- Directions for this task -
The data should be written out in full, exactly as it stands, and the pictures dropped.

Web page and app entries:
========

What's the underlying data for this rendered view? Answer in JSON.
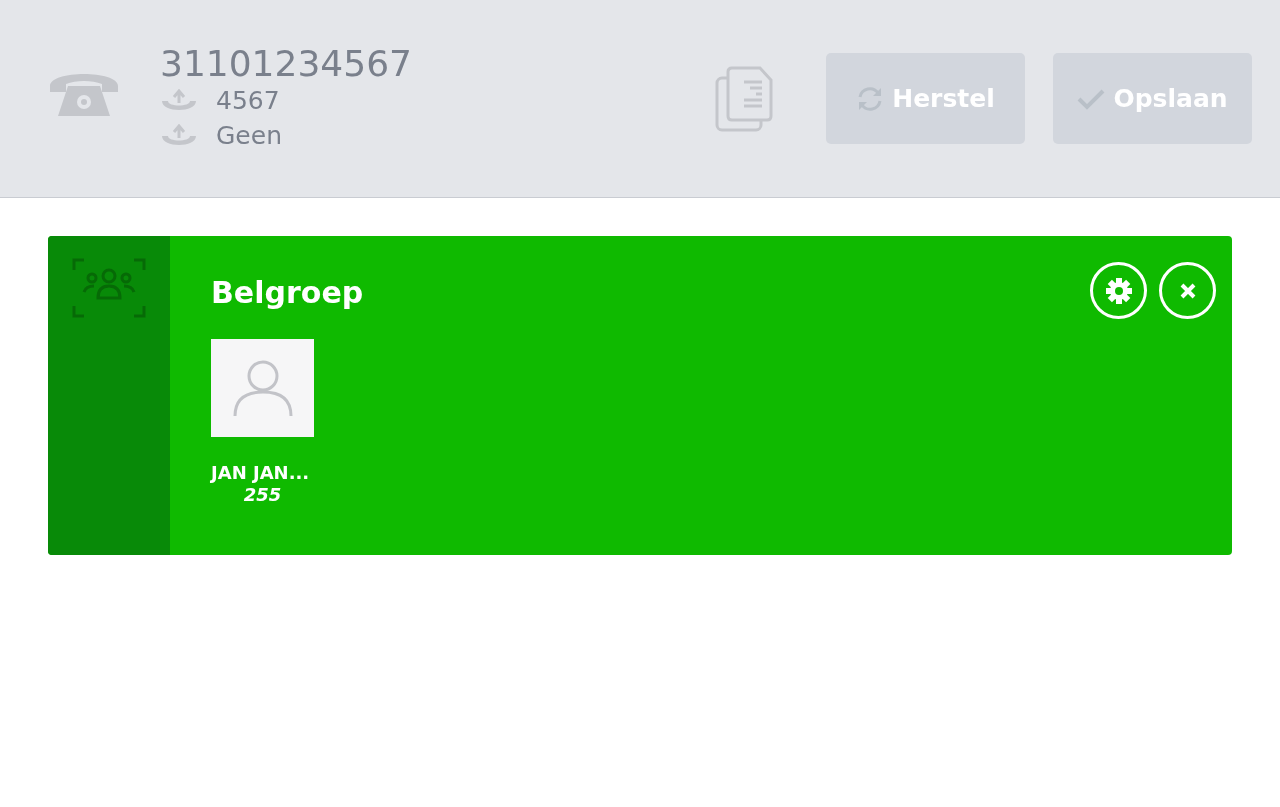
{
  "header": {
    "number": "31101234567",
    "lines": [
      {
        "text": "4567"
      },
      {
        "text": "Geen"
      }
    ],
    "buttons": [
      {
        "kind": "reset",
        "label": "Herstel",
        "disabled": true
      },
      {
        "kind": "save",
        "label": "Opslaan",
        "disabled": true
      }
    ]
  },
  "group": {
    "title": "Belgroep",
    "members": [
      {
        "name": "JAN JAN...",
        "extension": "255"
      }
    ]
  }
}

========

- Solution for this exercise -
What's the underlying data for this rendered view? Answer in JSON.
{
  "header": {
    "number": "31101234567",
    "lines": [
      {
        "text": "4567"
      },
      {
        "text": "Geen"
      }
    ],
    "buttons": [
      {
        "kind": "reset",
        "label": "Herstel",
        "disabled": true
      },
      {
        "kind": "save",
        "label": "Opslaan",
        "disabled": true
      }
    ]
  },
  "group": {
    "title": "Belgroep",
    "members": [
      {
        "name": "JAN JAN...",
        "extension": "255"
      }
    ]
  }
}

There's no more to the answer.